Ever since that day in his study with the afternoon sun golden on his books, I have written. Day after day I write to raise money and there is one word I use with the greatest of care when writing about raising money in our churches and our social profit agencies. It is a very important word and one I now commend to you. A gift of sorts. The word, as seemingly unimportant as was that drop of ink, is the word “THROUGH.”
When you are writing or speaking to people whom you hope will one day invest in your mission with their philanthropy, use the word “through” and not simply the word “to.”
It may seem silly and small. A detail. Nitpicking even. But this one word changes everything when we are raising money for our mission. Here is what I mean…

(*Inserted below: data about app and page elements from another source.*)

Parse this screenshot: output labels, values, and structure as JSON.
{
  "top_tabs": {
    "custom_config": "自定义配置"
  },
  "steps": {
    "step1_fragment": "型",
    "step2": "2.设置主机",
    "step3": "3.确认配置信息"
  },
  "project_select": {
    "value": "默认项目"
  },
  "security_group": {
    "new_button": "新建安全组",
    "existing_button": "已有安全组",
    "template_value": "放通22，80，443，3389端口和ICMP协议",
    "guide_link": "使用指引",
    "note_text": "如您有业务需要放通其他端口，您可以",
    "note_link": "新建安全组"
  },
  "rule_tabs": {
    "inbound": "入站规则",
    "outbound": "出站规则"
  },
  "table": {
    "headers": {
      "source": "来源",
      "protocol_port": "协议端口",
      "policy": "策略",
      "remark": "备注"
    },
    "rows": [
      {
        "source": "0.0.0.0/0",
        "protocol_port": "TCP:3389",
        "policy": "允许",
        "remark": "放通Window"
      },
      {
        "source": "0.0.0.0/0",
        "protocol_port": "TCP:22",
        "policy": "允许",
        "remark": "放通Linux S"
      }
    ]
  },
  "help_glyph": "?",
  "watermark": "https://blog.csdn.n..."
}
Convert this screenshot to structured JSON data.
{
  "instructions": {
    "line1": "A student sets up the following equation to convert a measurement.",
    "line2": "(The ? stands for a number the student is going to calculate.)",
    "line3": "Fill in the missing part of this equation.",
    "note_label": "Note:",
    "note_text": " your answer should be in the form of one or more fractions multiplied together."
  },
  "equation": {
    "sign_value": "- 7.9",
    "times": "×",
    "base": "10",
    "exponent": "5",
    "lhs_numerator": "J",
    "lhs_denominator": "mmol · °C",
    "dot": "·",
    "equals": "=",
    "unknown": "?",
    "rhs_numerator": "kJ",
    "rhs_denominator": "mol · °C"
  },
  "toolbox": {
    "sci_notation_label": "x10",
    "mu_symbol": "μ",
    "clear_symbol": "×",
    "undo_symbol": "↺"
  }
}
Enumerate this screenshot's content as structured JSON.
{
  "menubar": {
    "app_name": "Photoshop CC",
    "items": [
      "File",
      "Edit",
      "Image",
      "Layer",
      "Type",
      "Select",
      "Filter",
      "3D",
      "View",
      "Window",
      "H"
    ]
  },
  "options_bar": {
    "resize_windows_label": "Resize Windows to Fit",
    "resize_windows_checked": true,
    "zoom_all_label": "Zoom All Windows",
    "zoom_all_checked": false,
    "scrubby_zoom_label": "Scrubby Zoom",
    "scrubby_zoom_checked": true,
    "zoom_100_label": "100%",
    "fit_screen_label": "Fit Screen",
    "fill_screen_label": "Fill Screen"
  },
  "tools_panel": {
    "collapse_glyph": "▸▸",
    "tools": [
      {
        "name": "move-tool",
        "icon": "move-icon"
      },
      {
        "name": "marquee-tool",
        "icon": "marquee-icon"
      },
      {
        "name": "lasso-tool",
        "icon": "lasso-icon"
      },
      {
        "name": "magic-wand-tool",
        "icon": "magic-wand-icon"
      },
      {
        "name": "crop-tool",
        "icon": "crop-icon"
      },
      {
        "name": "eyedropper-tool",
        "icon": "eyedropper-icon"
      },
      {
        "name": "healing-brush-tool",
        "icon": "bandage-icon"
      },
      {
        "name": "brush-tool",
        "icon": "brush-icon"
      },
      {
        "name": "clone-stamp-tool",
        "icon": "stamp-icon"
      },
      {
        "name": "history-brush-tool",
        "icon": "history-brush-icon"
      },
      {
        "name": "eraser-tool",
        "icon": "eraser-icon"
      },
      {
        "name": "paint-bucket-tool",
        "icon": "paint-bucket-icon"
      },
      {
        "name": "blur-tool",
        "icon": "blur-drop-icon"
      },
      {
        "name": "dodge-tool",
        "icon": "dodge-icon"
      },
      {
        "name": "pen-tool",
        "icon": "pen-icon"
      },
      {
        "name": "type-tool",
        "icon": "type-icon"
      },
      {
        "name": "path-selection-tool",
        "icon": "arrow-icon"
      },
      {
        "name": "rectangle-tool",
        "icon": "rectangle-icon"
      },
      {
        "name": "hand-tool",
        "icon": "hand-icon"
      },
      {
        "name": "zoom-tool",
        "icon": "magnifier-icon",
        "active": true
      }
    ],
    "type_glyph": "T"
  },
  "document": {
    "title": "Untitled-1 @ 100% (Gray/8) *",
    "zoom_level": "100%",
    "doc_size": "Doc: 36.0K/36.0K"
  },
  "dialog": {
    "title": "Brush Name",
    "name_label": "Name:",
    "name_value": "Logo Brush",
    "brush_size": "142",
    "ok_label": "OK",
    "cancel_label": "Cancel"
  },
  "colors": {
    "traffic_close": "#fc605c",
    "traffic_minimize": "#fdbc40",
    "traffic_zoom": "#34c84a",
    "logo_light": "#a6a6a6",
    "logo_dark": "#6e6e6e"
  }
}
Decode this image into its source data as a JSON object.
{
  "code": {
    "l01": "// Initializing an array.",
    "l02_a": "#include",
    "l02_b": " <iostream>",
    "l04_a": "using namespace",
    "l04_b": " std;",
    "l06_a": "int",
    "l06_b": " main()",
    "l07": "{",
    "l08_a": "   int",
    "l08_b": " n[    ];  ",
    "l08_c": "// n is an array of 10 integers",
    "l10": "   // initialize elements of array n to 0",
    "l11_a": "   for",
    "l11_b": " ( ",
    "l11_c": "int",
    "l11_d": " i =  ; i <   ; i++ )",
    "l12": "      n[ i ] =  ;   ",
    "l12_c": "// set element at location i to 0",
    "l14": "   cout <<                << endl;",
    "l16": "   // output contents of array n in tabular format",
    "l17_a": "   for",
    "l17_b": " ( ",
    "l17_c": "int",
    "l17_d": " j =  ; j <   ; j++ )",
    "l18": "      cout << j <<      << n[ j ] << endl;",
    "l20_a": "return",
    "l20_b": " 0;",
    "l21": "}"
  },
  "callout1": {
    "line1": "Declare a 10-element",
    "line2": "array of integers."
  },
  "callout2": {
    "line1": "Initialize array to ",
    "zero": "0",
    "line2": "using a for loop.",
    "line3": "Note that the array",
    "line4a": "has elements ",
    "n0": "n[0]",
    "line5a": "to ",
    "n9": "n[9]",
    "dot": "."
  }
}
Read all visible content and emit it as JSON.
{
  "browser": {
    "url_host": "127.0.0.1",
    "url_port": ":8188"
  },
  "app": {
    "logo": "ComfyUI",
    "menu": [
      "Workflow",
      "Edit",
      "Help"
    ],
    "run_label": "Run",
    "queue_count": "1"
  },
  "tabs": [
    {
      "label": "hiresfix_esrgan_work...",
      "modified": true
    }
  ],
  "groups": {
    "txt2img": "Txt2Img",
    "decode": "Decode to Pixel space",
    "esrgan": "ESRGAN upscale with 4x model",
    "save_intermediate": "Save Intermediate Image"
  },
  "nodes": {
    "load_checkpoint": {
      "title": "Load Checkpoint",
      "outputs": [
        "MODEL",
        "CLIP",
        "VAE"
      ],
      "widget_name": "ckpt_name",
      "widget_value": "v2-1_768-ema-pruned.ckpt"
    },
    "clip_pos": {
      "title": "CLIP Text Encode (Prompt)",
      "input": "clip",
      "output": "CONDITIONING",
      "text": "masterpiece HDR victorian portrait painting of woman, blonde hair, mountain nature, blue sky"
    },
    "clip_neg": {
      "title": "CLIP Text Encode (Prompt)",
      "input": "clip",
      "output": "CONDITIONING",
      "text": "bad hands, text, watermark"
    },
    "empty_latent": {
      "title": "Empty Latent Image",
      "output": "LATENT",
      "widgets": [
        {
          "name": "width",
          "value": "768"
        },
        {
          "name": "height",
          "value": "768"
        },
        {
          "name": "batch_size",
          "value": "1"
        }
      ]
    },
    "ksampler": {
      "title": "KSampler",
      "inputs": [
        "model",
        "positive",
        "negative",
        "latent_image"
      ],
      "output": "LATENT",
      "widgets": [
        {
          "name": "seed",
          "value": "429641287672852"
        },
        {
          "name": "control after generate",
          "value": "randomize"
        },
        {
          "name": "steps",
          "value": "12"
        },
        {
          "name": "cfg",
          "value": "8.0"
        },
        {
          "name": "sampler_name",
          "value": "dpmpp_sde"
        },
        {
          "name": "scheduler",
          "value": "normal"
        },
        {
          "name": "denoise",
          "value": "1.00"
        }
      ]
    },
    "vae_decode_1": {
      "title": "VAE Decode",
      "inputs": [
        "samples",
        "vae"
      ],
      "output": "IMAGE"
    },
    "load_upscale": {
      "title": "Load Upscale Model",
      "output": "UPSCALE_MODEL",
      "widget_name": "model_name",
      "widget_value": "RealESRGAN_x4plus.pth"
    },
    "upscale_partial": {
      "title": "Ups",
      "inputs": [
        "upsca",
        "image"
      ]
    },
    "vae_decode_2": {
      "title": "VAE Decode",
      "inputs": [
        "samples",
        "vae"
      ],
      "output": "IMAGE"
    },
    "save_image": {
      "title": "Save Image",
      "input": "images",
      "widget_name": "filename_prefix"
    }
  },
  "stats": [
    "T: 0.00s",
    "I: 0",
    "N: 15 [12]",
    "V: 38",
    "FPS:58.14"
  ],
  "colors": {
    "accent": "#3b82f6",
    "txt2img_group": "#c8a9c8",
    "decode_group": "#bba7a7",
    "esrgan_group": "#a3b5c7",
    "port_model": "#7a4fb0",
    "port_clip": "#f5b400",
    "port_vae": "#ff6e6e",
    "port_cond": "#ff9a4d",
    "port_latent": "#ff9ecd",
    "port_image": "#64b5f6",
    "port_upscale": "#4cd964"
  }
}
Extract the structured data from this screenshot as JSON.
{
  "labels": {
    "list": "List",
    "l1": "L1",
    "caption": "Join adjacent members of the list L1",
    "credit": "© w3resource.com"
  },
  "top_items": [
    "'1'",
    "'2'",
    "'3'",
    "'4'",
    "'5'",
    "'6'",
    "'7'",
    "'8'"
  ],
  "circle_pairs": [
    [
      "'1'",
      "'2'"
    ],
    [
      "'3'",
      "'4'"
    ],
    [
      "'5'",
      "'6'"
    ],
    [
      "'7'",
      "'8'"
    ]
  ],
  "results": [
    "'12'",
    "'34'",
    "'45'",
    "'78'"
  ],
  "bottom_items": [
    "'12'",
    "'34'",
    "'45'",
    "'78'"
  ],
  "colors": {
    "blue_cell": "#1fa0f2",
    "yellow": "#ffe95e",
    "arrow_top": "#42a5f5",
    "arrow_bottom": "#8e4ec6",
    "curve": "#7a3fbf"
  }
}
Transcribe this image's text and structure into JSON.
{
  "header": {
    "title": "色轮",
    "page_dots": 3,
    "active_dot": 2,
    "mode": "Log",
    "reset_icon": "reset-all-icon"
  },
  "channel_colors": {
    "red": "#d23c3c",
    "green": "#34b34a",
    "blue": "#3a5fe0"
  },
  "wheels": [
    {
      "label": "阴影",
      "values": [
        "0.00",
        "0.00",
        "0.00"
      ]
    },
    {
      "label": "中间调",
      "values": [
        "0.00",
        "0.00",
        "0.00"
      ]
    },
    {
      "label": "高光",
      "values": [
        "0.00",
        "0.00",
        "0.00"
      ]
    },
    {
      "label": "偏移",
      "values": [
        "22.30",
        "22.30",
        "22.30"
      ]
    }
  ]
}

Whether writing or speaking to ask for the gift or writing and speaking to thank someone for a gift given, use the word “through” and not just the word “to.” Usually I hear people say, “We hope you will give a gift TO our church or TO our non-profit.” Or they might say “I am asking you to give a gift TO our budget or our fund.” This kind of careless use of language betrays what may indeed be a reality, but this idea that people give money “to” your church or non-profit is nothing more than institutional narcissism.
True, your institution is raising money. Donors do not care if you have a campaign goal. They do not care if your salary depends on your fundraising. They do not care about its need for salaries, money for the electricity bill, and money for the building mortgage. That is NOT the use for which people are giving their money. They are giving their money to make mission happen. They are giving their money for change and to ease human and planetary suffering. They are giving their money not TO your church but THROUGH your church to its mission. So, use that language. Clarify that to which they are giving their money.
One does not say ‘Will you give $1,000 to our church?” Rather, one says “Will you help change the lives of people experiencing homelessness by giving through our church to the mission we are seeking to fund of easing the suffering of those experiencing homelessness?” or “Will you invest by giving through our church to our mission which is to ….?”
It is true that many churches and a few non-profits do not have missions worthy of an investment. Here, the survival of the mission-fittest will come into play. If your church’s mission is little more than a club for worship, well, you may find that people with money will indeed not invest. But if your church or non-profit is actively doing the kinds of things Jesus would actually recognize – well then, people will indeed invest in your church’s budget. But they will only give THROUGH your church TO people suffering in body, mind or spirit. So, if you want to raise money, then ask them with great care in the words you use.
Like a chalice for wine or a paten for bread, the church is nothing more than a vessel for the communication of Jesus to people who hunger for living water, healing wine and nourishing bread. Your church’s organization, budget and buildings mean nothing except that they are vessels for your mission. So ask for money to fund mission, not budgets or titles or liturgy or ecclesial empire-building. Ask that people give THROUGH you, not TO you. And to real mission…mission Jesus would be able to recognize as that about which He was speaking day-in a day-out.